* EXERCISE BRIEF: Make a verbatim copy of all the records.

* DATA RECORDS:
*** Block opens ***

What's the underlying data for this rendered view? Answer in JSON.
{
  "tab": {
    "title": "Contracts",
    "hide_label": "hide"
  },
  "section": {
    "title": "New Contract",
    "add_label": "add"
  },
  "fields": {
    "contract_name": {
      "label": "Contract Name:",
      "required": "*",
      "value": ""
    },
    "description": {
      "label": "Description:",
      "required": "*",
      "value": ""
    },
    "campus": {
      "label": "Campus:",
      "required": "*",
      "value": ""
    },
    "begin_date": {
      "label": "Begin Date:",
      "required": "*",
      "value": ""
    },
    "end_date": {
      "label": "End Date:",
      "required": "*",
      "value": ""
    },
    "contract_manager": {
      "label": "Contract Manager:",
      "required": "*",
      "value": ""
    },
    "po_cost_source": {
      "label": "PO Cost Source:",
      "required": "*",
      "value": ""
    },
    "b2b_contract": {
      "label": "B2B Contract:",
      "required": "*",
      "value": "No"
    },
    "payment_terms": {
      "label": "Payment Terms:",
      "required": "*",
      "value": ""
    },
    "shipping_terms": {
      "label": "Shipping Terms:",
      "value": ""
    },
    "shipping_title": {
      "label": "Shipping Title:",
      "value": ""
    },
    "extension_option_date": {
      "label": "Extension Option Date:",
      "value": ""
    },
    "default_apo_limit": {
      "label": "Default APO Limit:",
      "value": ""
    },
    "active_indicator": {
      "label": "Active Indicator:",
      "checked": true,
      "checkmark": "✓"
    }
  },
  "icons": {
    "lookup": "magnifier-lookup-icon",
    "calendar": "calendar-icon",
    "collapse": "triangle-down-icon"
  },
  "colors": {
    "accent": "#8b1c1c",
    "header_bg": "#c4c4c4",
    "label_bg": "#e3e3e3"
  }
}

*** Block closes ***

* WRITTEN ANSWER:
What's the underlying data for this rendered view? Answer in JSON.
{
  "tab": {
    "title": "Contracts",
    "hide_label": "hide"
  },
  "section": {
    "title": "New Contract",
    "add_label": "add"
  },
  "fields": {
    "contract_name": {
      "label": "Contract Name:",
      "required": "*",
      "value": ""
    },
    "description": {
      "label": "Description:",
      "required": "*",
      "value": ""
    },
    "campus": {
      "label": "Campus:",
      "required": "*",
      "value": ""
    },
    "begin_date": {
      "label": "Begin Date:",
      "required": "*",
      "value": ""
    },
    "end_date": {
      "label": "End Date:",
      "required": "*",
      "value": ""
    },
    "contract_manager": {
      "label": "Contract Manager:",
      "required": "*",
      "value": ""
    },
    "po_cost_source": {
      "label": "PO Cost Source:",
      "required": "*",
      "value": ""
    },
    "b2b_contract": {
      "label": "B2B Contract:",
      "required": "*",
      "value": "No"
    },
    "payment_terms": {
      "label": "Payment Terms:",
      "required": "*",
      "value": ""
    },
    "shipping_terms": {
      "label": "Shipping Terms:",
      "value": ""
    },
    "shipping_title": {
      "label": "Shipping Title:",
      "value": ""
    },
    "extension_option_date": {
      "label": "Extension Option Date:",
      "value": ""
    },
    "default_apo_limit": {
      "label": "Default APO Limit:",
      "value": ""
    },
    "active_indicator": {
      "label": "Active Indicator:",
      "checked": true,
      "checkmark": "✓"
    }
  },
  "icons": {
    "lookup": "magnifier-lookup-icon",
    "calendar": "calendar-icon",
    "collapse": "triangle-down-icon"
  },
  "colors": {
    "accent": "#8b1c1c",
    "header_bg": "#c4c4c4",
    "label_bg": "#e3e3e3"
  }
}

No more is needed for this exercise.